Reproduce without change the lines in the material below that run from the one with "Extract the structured" to the end, and nothing more.

Materials provided Block Start

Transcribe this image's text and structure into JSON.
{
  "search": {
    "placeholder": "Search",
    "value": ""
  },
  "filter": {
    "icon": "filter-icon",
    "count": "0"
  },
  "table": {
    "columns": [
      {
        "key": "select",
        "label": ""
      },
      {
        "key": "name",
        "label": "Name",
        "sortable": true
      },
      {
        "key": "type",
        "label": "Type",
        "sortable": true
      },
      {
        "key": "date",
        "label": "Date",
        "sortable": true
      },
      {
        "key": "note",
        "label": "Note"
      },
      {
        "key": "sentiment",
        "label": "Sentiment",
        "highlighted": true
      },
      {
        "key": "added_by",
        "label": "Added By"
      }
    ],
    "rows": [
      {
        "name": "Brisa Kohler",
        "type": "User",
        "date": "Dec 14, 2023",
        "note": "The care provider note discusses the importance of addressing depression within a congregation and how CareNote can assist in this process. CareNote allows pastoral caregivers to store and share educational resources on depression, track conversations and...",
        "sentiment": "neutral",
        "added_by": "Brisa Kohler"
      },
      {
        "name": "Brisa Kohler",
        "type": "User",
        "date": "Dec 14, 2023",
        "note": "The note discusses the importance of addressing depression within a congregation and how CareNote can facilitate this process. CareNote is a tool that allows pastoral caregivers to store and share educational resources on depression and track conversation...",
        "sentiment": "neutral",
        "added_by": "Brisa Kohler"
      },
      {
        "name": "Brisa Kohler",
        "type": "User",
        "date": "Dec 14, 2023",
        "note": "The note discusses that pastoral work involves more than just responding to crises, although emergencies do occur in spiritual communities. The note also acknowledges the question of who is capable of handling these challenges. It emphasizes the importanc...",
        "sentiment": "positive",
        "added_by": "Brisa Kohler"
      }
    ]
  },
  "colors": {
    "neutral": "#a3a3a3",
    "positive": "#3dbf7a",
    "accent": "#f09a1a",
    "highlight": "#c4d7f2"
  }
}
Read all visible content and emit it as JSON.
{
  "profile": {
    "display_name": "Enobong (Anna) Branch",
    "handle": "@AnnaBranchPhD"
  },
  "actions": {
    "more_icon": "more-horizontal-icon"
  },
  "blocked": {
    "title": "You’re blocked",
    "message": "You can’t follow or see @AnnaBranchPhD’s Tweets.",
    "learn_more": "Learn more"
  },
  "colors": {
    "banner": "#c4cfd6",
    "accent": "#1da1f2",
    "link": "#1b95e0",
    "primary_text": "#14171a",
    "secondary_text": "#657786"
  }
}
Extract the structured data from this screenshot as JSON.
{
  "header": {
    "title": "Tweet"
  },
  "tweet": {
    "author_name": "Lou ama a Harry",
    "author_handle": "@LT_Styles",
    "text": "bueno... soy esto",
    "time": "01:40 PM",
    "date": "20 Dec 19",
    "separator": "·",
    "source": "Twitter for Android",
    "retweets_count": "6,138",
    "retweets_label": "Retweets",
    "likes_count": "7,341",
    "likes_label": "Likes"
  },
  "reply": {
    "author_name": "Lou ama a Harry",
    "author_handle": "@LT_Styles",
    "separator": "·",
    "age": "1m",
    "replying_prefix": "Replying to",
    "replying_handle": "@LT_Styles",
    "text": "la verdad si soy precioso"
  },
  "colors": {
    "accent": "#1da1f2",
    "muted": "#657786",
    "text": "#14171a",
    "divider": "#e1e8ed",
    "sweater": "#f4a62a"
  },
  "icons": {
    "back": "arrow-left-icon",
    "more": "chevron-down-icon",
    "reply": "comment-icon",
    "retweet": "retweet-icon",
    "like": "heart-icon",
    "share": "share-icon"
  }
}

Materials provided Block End

**Result for this task:**
Extract the structured data from this screenshot as JSON.
{
  "header": {
    "title": "Tweet"
  },
  "tweet": {
    "author_name": "Lou ama a Harry",
    "author_handle": "@LT_Styles",
    "text": "bueno... soy esto",
    "time": "01:40 PM",
    "date": "20 Dec 19",
    "separator": "·",
    "source": "Twitter for Android",
    "retweets_count": "6,138",
    "retweets_label": "Retweets",
    "likes_count": "7,341",
    "likes_label": "Likes"
  },
  "reply": {
    "author_name": "Lou ama a Harry",
    "author_handle": "@LT_Styles",
    "separator": "·",
    "age": "1m",
    "replying_prefix": "Replying to",
    "replying_handle": "@LT_Styles",
    "text": "la verdad si soy precioso"
  },
  "colors": {
    "accent": "#1da1f2",
    "muted": "#657786",
    "text": "#14171a",
    "divider": "#e1e8ed",
    "sweater": "#f4a62a"
  },
  "icons": {
    "back": "arrow-left-icon",
    "more": "chevron-down-icon",
    "reply": "comment-icon",
    "retweet": "retweet-icon",
    "like": "heart-icon",
    "share": "share-icon"
  }
}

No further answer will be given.